The Ruchalski family traveled to Sag Harbor on March 11 to visit a bench they dedicated to their daughter and sister, Mary, who died of cancer last March 11, at age 12.
The stunning ocean view from the bench was not the only beauty to behold. A hundred painted stones, made by Mary’s classmates at St. Agnes Cathedral School, lay around the bench, with messages about her. “Missing your smile,” read one, signed by a boy named Patrick. Another said, “A beautiful soul is never forgotten.”
“It was a beautiful sight,” said Mary’s mother, Carol. Mary wanted to return to Sag Harbor, where the Ruchalskis have a summer home, while she was sick, but she was unable to, Carol added. The bench, which sits on the beach, is Mary’s heaven, in a sense. “I can see her there, you know?” her mother said.
In January 2017, Mary, then a sixth-grader at St. Agnes Cathedral School, was diagnosed with rhabdomyosarcoma, a rare cancer that affects muscle tissue. She died two days before her 13th birthday, after a 14-month battle with the disease, but her family has kept her memory alive.
“Mary said to me right before she passed, ‘Please don’t give up on me,’” Carol recalled. “And I’m not, I’m not.

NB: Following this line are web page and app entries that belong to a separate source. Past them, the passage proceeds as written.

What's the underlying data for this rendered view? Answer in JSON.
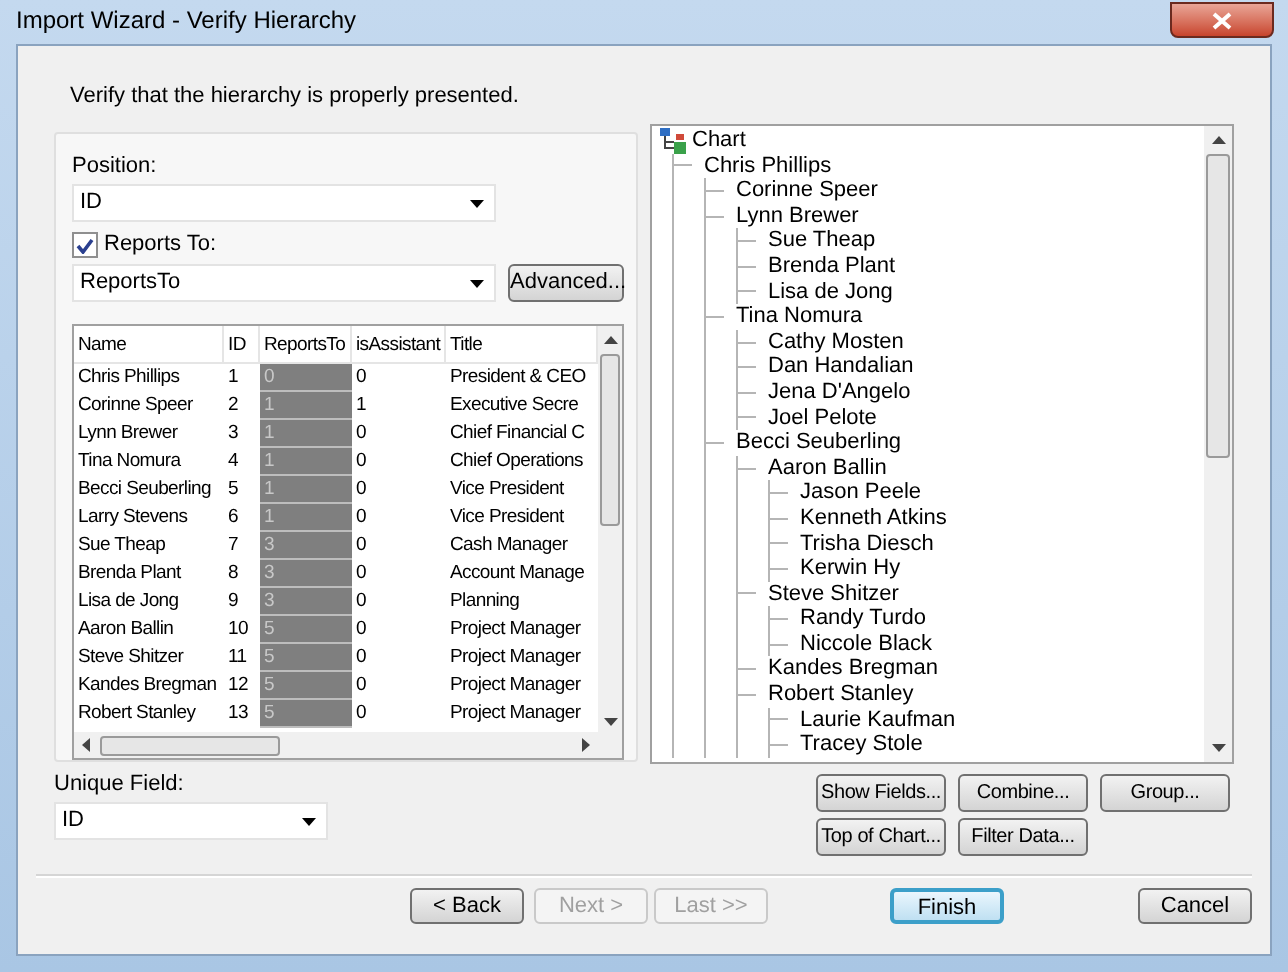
{
  "window": {
    "title": "Import Wizard - Verify Hierarchy"
  },
  "instruction": "Verify that the hierarchy is properly presented.",
  "position": {
    "label": "Position:",
    "value": "ID"
  },
  "reports_to": {
    "label": "Reports To:",
    "checked": true,
    "value": "ReportsTo",
    "button": "Advanced..."
  },
  "table": {
    "columns": [
      {
        "label": "Name",
        "selected": false
      },
      {
        "label": "ID",
        "selected": false
      },
      {
        "label": "ReportsTo",
        "selected": true
      },
      {
        "label": "isAssistant",
        "selected": false
      },
      {
        "label": "Title",
        "selected": false
      }
    ],
    "rows": [
      [
        "Chris Phillips",
        "1",
        "0",
        "0",
        "President & CEO"
      ],
      [
        "Corinne Speer",
        "2",
        "1",
        "1",
        "Executive Secre"
      ],
      [
        "Lynn Brewer",
        "3",
        "1",
        "0",
        "Chief Financial C"
      ],
      [
        "Tina Nomura",
        "4",
        "1",
        "0",
        "Chief Operations"
      ],
      [
        "Becci Seuberling",
        "5",
        "1",
        "0",
        "Vice President"
      ],
      [
        "Larry Stevens",
        "6",
        "1",
        "0",
        "Vice President"
      ],
      [
        "Sue Theap",
        "7",
        "3",
        "0",
        "Cash Manager"
      ],
      [
        "Brenda Plant",
        "8",
        "3",
        "0",
        "Account Manage"
      ],
      [
        "Lisa de Jong",
        "9",
        "3",
        "0",
        "Planning"
      ],
      [
        "Aaron Ballin",
        "10",
        "5",
        "0",
        "Project Manager"
      ],
      [
        "Steve Shitzer",
        "11",
        "5",
        "0",
        "Project Manager"
      ],
      [
        "Kandes Bregman",
        "12",
        "5",
        "0",
        "Project Manager"
      ],
      [
        "Robert Stanley",
        "13",
        "5",
        "0",
        "Project Manager"
      ]
    ]
  },
  "tree": {
    "label": "Chart",
    "children": [
      {
        "label": "Chris Phillips",
        "children": [
          {
            "label": "Corinne Speer"
          },
          {
            "label": "Lynn Brewer",
            "children": [
              {
                "label": "Sue Theap"
              },
              {
                "label": "Brenda Plant"
              },
              {
                "label": "Lisa de Jong"
              }
            ]
          },
          {
            "label": "Tina Nomura",
            "children": [
              {
                "label": "Cathy Mosten"
              },
              {
                "label": "Dan Handalian"
              },
              {
                "label": "Jena D'Angelo"
              },
              {
                "label": "Joel Pelote"
              }
            ]
          },
          {
            "label": "Becci Seuberling",
            "children": [
              {
                "label": "Aaron Ballin",
                "children": [
                  {
                    "label": "Jason Peele"
                  },
                  {
                    "label": "Kenneth Atkins"
                  },
                  {
                    "label": "Trisha Diesch"
                  },
                  {
                    "label": "Kerwin Hy"
                  }
                ]
              },
              {
                "label": "Steve Shitzer",
                "children": [
                  {
                    "label": "Randy Turdo"
                  },
                  {
                    "label": "Niccole Black"
                  }
                ]
              },
              {
                "label": "Kandes Bregman"
              },
              {
                "label": "Robert Stanley",
                "children": [
                  {
                    "label": "Laurie Kaufman"
                  },
                  {
                    "label": "Tracey Stole"
                  }
                ]
              }
            ]
          }
        ]
      }
    ]
  },
  "tree_buttons": [
    [
      "Show Fields...",
      "Combine...",
      "Group..."
    ],
    [
      "Top of Chart...",
      "Filter Data..."
    ]
  ],
  "unique_field": {
    "label": "Unique Field:",
    "value": "ID"
  },
  "nav_buttons": [
    {
      "label": "< Back",
      "disabled": false,
      "default": false
    },
    {
      "label": "Next >",
      "disabled": true,
      "default": false
    },
    {
      "label": "Last >>",
      "disabled": true,
      "default": false
    },
    {
      "label": "Finish",
      "disabled": false,
      "default": true
    },
    {
      "label": "Cancel",
      "disabled": false,
      "default": false
    }
  ]
}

As long as I live, I’m going to try and get as much money for research so we don’t have another story like this. Unfortunately, there’s so many.”
Community support after Mary’s death was tremendous, family members noted. The Ruchalskis set up a fund at St. Agnes Cathedral School for people who wanted to donate money in her memory. Those contributions funded last year’s inaugural $2,500 scholarship for a St. Agnes student who exhibits qualities similar to Mary’s, and this year are set to go toward “spiritwear” for sports teams Mary would have played on — basketball, lacrosse, softball and soccer — and a class trip for her eighth-grade class, which includes her twin brother, John.
In June, Carol, her husband, Francis, and their three children started the Mary Ruchalski Foundation to fund research for rhabdomyosarcoma and to help families impacted by cancer. In less than a year, it has raised about $150,000, which has aided about a dozen families affected by pediatric cancer cover various expenses and helped fund various research projects.
The events and fundraisers are done with Mary’s interests in mind. She loved the water and was a strong swimmer, and the foundation held its first Mary’s Cup last July 22, an interclub swim meet between members of the Rockville Links and the Hempstead Country Club that raised about $100,000.
“There was such love and enthusiasm in the air,” said Mary’s sister Lyndsey, 22. “. . . We couldn’t have been happier with how it came out, whether it would have been 50 people or the 600 people who came.”
The week before Christmas, Lyndsey and Carol visited Memorial Sloan Kettering Cancer Center in Manhattan, where Mary had been treated, and gave out 100 Roku digital media players to patients in the pediatric unit. “You can’t live something that we’ve been through with Mary and not return the favor,” Lyndsey said.
Because Mary loved playing basketball, soccer, softball and lacrosse, the foundation is also trying to start a #PlayLikeMary initiative, in which high school and college teams can help raise money at games and events. Last weekend, Mary’s other sister, Ashley, 25, visited her alma mater, Siena College, where she helped organize a lacrosse game, sold T-shirts and raised $700.
Every bit of money adds up, and the foundation has given about $40,000 directly to families affected by cancer and $55,000 to research initiatives, including a two-year project funded by 10 family groups that focuses specifically on fighting rhabdomyosarcoma. “It’s cool to see that you can be part of these changes,” Ashley said.
Carol said that friends, strangers and local businesses have held events to benefit the foundation or donated after hearing Mary’s story. One friend of Mary’s held a bake sale, she noted, and others went Christmas caroling for her.
“They just want to do something in her memory so badly, and they try to be like Mary,” Carol said. “That, for me, is such a great way to let her live on.”
The instances of children getting involved in what the family called “the movement” is the most rewarding part, Ashley and Lyndsey agreed. “That’s the whole purpose,” Ashley said. “You want people to help give back and do good.”
The Mary Ruchalski Foundation became an accredited nonprofit organization in January. It is set to hold its second Mary’s Cup on July 21.
“She was such a bright light. I feel like she’s here,” Carol said. “She’s guiding us.”
For more information, or to donate, visit www.themaryruchalskifoundation.org.